Interface dataset entries
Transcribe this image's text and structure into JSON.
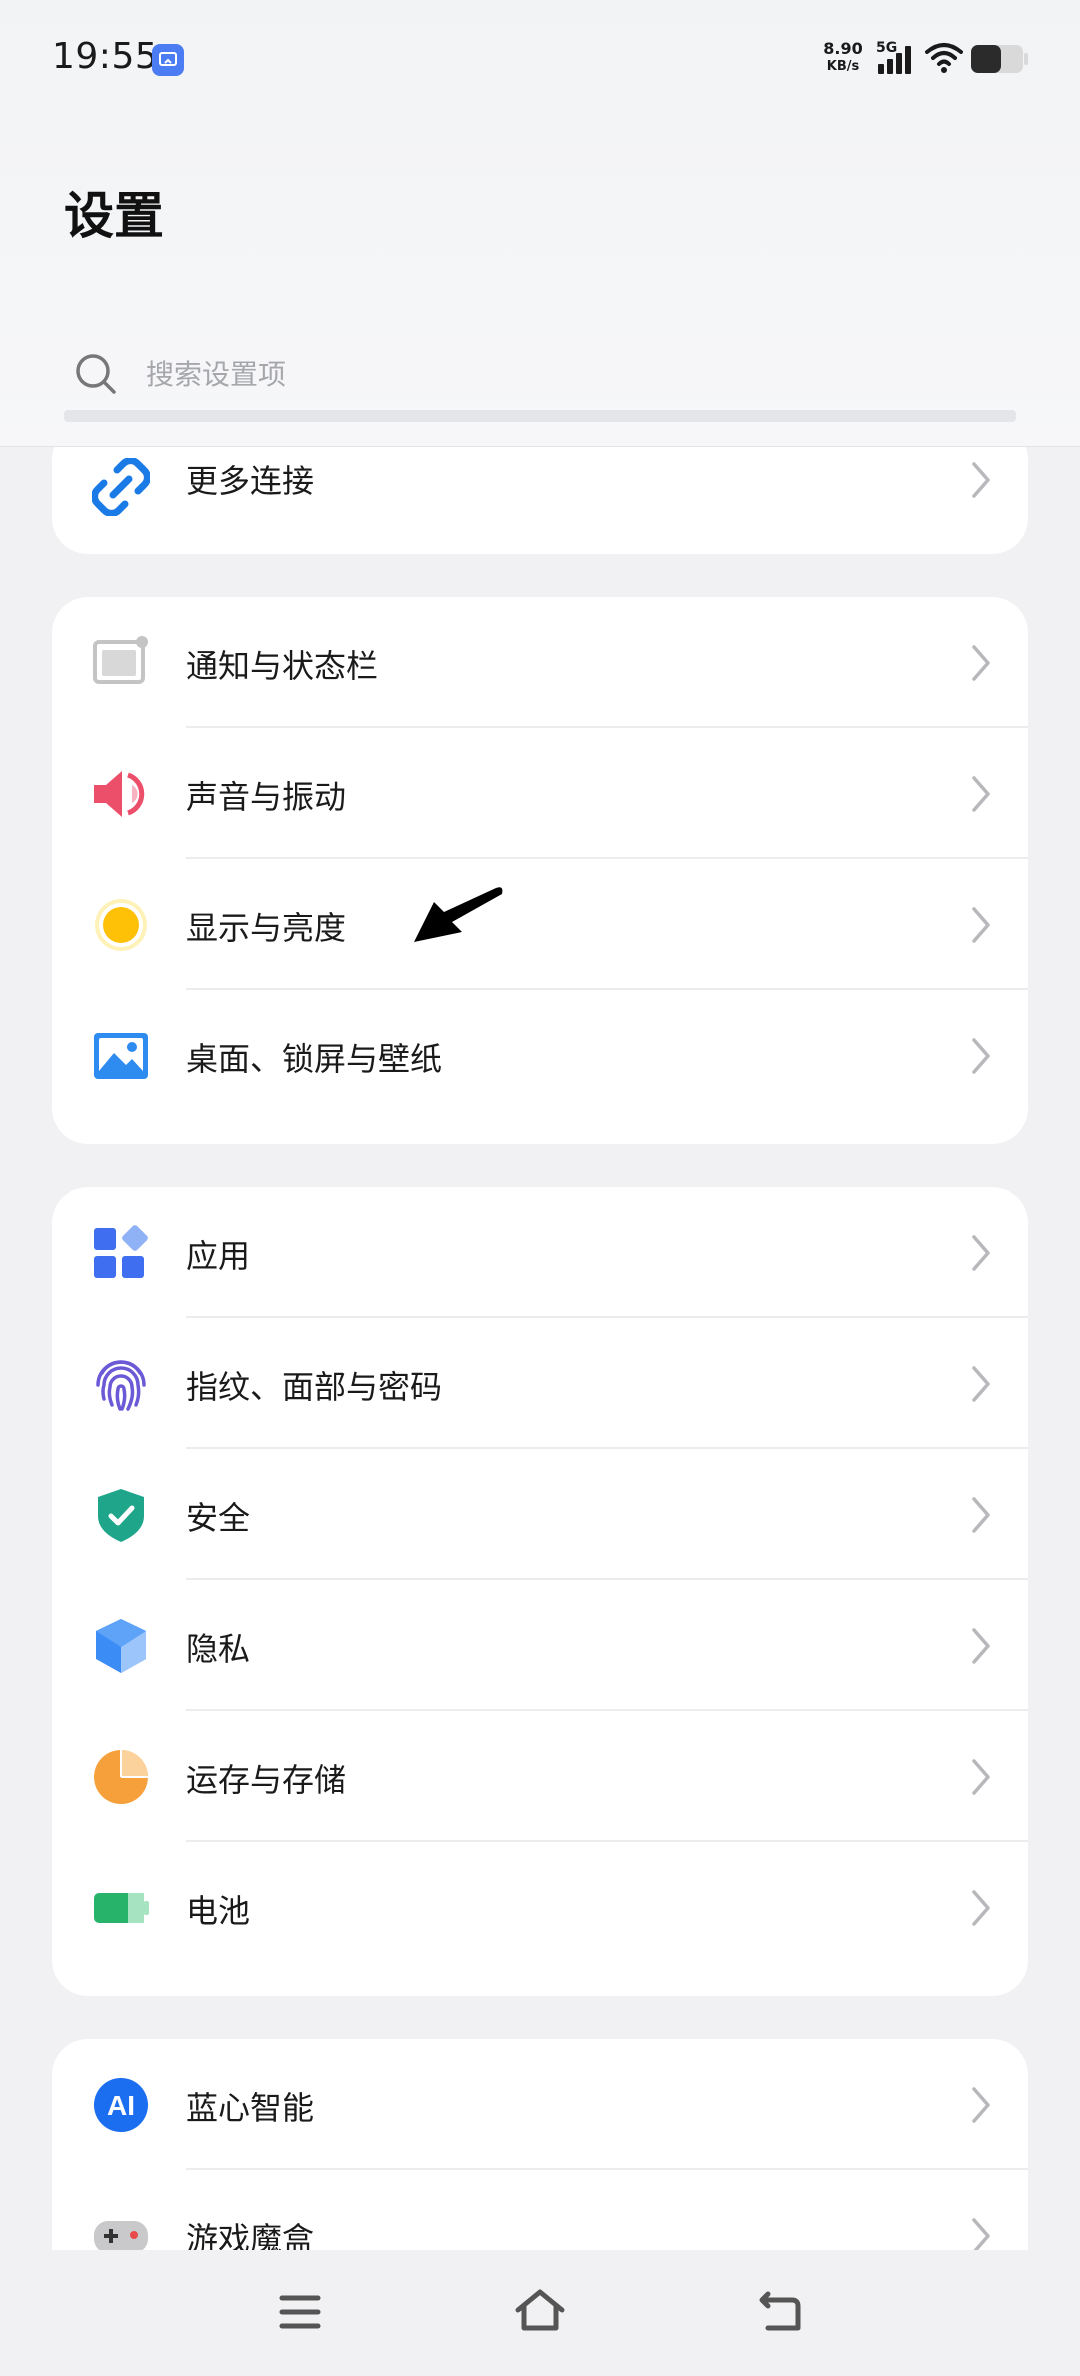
{
  "status_bar": {
    "time": "19:55",
    "net_speed_value": "8.90",
    "net_speed_unit": "KB/s",
    "network_type": "5G",
    "icons": [
      "screen-cast-icon",
      "signal-bars-icon",
      "wifi-icon",
      "battery-icon"
    ]
  },
  "header": {
    "title": "设置",
    "search_placeholder": "搜索设置项"
  },
  "groups": [
    {
      "items": [
        {
          "label": "更多连接",
          "icon": "link-icon",
          "color": "#1a7ae6"
        }
      ]
    },
    {
      "items": [
        {
          "label": "通知与状态栏",
          "icon": "notification-icon",
          "color": "#bdbdbd"
        },
        {
          "label": "声音与振动",
          "icon": "speaker-icon",
          "color": "#ec4f6a"
        },
        {
          "label": "显示与亮度",
          "icon": "brightness-icon",
          "color": "#ffc107"
        },
        {
          "label": "桌面、锁屏与壁纸",
          "icon": "wallpaper-icon",
          "color": "#2e8bf0"
        }
      ]
    },
    {
      "items": [
        {
          "label": "应用",
          "icon": "apps-icon",
          "color": "#3f6ff0"
        },
        {
          "label": "指纹、面部与密码",
          "icon": "fingerprint-icon",
          "color": "#6a5ad6"
        },
        {
          "label": "安全",
          "icon": "shield-icon",
          "color": "#1fa58a"
        },
        {
          "label": "隐私",
          "icon": "privacy-cube-icon",
          "color": "#3b8cf5"
        },
        {
          "label": "运存与存储",
          "icon": "storage-pie-icon",
          "color": "#f6a03b"
        },
        {
          "label": "电池",
          "icon": "battery-setting-icon",
          "color": "#27b36a"
        }
      ]
    },
    {
      "items": [
        {
          "label": "蓝心智能",
          "icon": "ai-icon",
          "color": "#1b6ef0"
        },
        {
          "label": "游戏魔盒",
          "icon": "gamepad-icon",
          "color": "#bdbdbd"
        }
      ]
    }
  ],
  "nav_bar": {
    "buttons": [
      "menu-icon",
      "home-icon",
      "back-icon"
    ]
  }
}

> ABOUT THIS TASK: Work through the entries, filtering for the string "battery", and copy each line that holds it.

> RESULT BELOW:
      "battery-icon"
          "icon": "battery-setting-icon",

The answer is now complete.